The Verdict Is In On California's Female Director Quota Law

As I noted yesterday, Los Angeles Superior Court Judge Maureen Duffy-Lewis has found California's female director quota law, SB 826, to violate the Equal Protection clause of the California Constitution (A person may not be . . . denied equal protection of the law").  Crest v. Padilla, L.A. Super.

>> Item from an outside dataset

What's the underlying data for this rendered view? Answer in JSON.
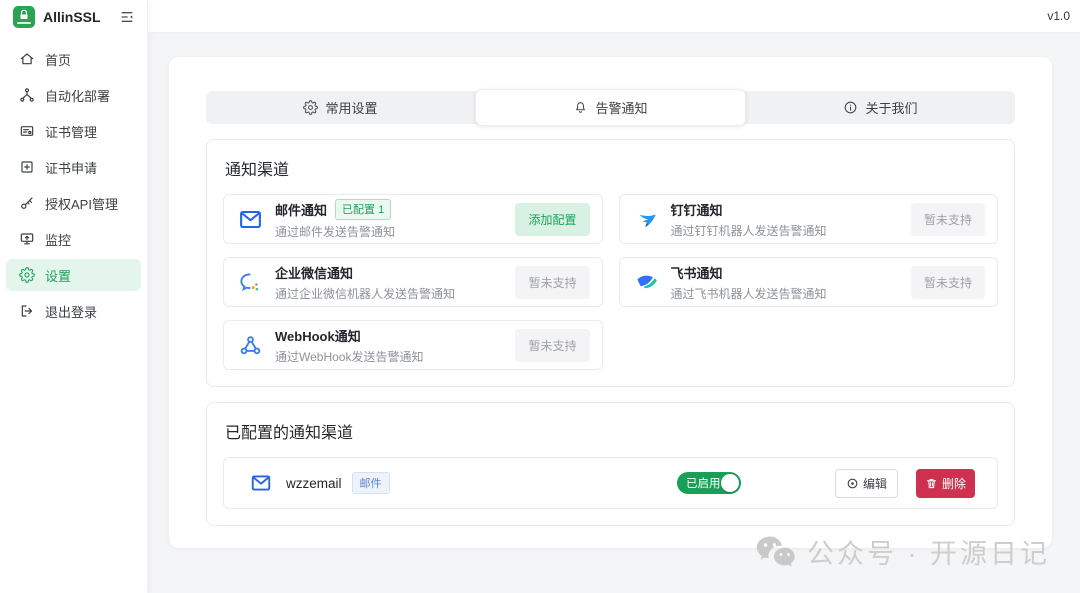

Ct. Case No. 19STCV27561 (March 13, 2022).  Judge Duffy-Lewis issued her verdict following a lengthy trial.  Here are some highlights of the verdict:

  • The plaintiffs met their burden to prove that men and women are similarly situated for purposes of SB 826, thereby shifting the burden to the defendant to show:
    • A compelling state interest;
    • SB 826 is necessary; and
    • SB 826 is narrowly tailored.
  • There is no compelling governmental interest in remedying either societal discrimination or generalized non-specific allegations (citing Connerly v. State Personnel Board, 92 Cal. App. 4th 16 (2001).
  • The defendant failed to sufficiently prove that SB 826's use of gender-based classification was necessary to boost California's economy, improve opportunities for women in the workplace, and protect California taxpayers, public employees, pensions, and retirees.
  • The defendant failed to show that the legislature considered gender-neutral alternatives to remedy specific, purposeful or intentional, unlawful discrimination against women by private sector corporations in the selection of board members or that gender-neutral alternatives were not available.

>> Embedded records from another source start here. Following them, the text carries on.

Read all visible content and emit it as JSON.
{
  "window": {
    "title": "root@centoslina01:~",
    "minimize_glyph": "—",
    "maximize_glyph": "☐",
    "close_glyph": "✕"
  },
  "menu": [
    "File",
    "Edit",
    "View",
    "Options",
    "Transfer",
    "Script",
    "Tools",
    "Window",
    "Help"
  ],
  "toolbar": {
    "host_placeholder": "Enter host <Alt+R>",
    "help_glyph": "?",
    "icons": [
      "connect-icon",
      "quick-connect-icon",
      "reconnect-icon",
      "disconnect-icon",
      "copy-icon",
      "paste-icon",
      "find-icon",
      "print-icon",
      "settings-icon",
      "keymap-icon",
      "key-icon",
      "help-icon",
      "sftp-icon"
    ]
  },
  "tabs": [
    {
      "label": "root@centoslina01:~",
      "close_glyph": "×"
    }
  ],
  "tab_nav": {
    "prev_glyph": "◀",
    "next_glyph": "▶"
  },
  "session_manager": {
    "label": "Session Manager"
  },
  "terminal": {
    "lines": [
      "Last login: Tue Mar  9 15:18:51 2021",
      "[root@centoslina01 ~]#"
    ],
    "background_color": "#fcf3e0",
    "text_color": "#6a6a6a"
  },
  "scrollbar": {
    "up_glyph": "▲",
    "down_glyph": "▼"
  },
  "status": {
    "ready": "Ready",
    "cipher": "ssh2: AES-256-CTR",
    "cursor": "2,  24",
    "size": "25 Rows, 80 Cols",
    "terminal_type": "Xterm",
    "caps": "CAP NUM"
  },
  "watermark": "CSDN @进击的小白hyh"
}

Because Judge Duffy-Lewis found SB 826 violated the California Constitution's equal protection clause, she did not make a decision on whether the law also violated the California Constitution's prohibition on discrimination based on sex in public employment, or contracting (Cal. Const. Art. I, § 31).  

While many may be disappointed by Judge Duffy-Lewis' verdict, it should be no surprise.  As Governor Jerry Brown stated in his signing message: "There have been numerous objections to this bill and serious legal concerns have been raised. I don't minimize the potential flaws that indeed may prove fatal to its ultimate implementation".